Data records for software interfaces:
• • • • •
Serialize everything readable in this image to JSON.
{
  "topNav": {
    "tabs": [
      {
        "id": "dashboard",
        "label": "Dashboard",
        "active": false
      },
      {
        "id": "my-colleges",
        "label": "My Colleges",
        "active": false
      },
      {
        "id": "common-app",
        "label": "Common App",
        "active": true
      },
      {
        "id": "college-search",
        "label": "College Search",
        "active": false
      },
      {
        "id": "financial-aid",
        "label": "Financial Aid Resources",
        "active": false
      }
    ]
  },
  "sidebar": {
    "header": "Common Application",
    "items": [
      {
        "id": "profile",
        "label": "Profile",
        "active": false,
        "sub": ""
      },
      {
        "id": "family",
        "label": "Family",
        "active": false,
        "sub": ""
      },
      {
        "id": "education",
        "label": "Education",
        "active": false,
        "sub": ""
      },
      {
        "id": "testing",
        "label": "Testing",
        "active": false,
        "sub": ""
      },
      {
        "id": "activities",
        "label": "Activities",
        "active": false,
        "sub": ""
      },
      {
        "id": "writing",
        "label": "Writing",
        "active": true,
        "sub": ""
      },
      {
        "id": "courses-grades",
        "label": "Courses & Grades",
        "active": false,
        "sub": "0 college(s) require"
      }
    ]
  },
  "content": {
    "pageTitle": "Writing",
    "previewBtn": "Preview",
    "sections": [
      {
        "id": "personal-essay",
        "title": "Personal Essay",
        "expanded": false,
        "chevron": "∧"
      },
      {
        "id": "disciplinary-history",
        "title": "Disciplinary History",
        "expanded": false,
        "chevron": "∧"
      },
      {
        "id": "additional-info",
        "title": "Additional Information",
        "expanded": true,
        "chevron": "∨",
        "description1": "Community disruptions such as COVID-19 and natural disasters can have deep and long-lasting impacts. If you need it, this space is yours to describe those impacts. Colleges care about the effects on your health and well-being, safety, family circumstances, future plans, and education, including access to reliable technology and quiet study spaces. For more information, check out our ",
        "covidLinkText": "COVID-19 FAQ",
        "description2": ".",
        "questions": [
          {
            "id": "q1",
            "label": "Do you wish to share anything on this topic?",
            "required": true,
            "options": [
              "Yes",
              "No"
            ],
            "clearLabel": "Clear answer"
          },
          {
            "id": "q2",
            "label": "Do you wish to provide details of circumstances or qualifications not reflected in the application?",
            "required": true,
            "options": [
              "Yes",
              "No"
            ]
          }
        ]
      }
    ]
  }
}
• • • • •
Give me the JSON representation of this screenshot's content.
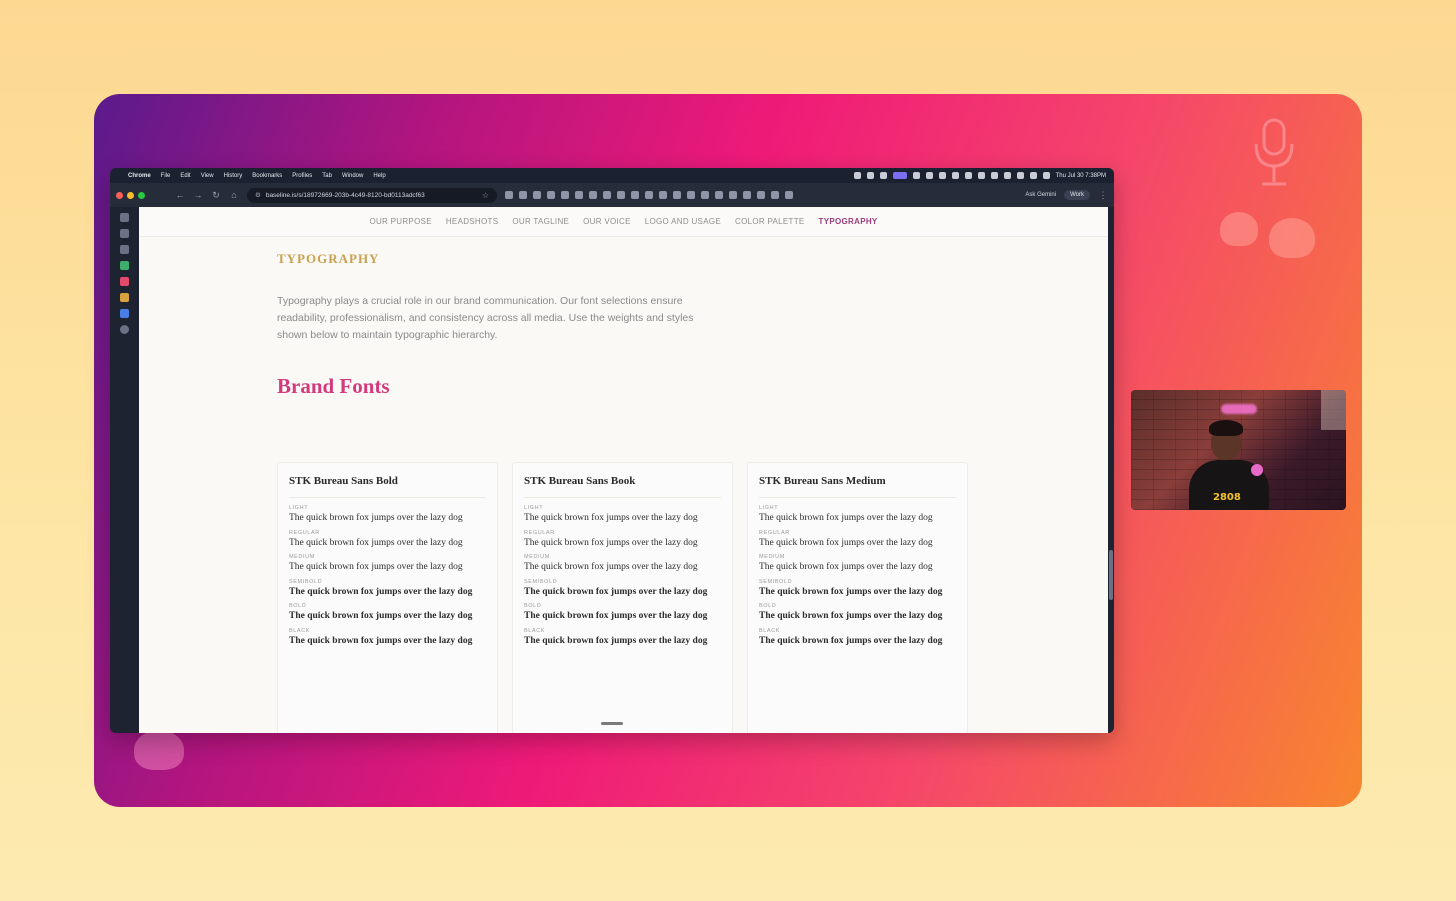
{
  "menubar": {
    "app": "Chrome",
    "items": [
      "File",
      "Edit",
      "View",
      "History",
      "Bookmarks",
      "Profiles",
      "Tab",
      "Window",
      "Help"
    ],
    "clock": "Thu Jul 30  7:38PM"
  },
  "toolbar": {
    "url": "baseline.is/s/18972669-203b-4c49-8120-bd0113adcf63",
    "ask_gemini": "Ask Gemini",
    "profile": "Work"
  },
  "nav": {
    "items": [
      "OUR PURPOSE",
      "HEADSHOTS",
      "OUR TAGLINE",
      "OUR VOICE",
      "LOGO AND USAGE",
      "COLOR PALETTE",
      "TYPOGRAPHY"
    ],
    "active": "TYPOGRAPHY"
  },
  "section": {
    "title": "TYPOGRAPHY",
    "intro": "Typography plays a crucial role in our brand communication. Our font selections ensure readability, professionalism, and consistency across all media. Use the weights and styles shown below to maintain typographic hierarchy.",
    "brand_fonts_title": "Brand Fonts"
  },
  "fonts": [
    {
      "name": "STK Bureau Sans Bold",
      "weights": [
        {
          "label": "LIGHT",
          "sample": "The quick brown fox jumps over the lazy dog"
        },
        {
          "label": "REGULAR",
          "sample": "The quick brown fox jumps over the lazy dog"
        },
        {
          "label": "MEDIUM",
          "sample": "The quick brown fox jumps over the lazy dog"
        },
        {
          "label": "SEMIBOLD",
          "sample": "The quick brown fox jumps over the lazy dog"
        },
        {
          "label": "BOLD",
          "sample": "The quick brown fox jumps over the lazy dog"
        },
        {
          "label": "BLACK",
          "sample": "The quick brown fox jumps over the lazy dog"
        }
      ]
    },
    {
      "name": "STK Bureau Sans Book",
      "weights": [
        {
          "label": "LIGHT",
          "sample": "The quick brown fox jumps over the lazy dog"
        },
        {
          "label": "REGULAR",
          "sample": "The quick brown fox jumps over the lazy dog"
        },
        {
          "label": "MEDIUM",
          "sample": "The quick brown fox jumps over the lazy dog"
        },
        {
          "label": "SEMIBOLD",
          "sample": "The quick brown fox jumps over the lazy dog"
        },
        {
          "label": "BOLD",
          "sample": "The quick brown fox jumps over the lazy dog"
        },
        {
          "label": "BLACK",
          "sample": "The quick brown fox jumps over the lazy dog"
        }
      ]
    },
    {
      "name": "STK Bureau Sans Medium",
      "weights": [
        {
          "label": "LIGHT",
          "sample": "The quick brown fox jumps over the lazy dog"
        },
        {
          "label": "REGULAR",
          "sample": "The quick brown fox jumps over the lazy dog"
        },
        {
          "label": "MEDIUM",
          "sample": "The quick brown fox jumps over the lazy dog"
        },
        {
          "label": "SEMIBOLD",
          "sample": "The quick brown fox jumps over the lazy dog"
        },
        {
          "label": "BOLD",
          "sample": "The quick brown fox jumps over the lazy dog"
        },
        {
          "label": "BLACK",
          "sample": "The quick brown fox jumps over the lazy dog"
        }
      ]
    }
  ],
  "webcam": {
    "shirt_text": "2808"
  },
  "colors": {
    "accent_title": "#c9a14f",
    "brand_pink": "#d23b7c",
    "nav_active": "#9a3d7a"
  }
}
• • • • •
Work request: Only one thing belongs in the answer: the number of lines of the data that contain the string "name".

Solved exercise: 3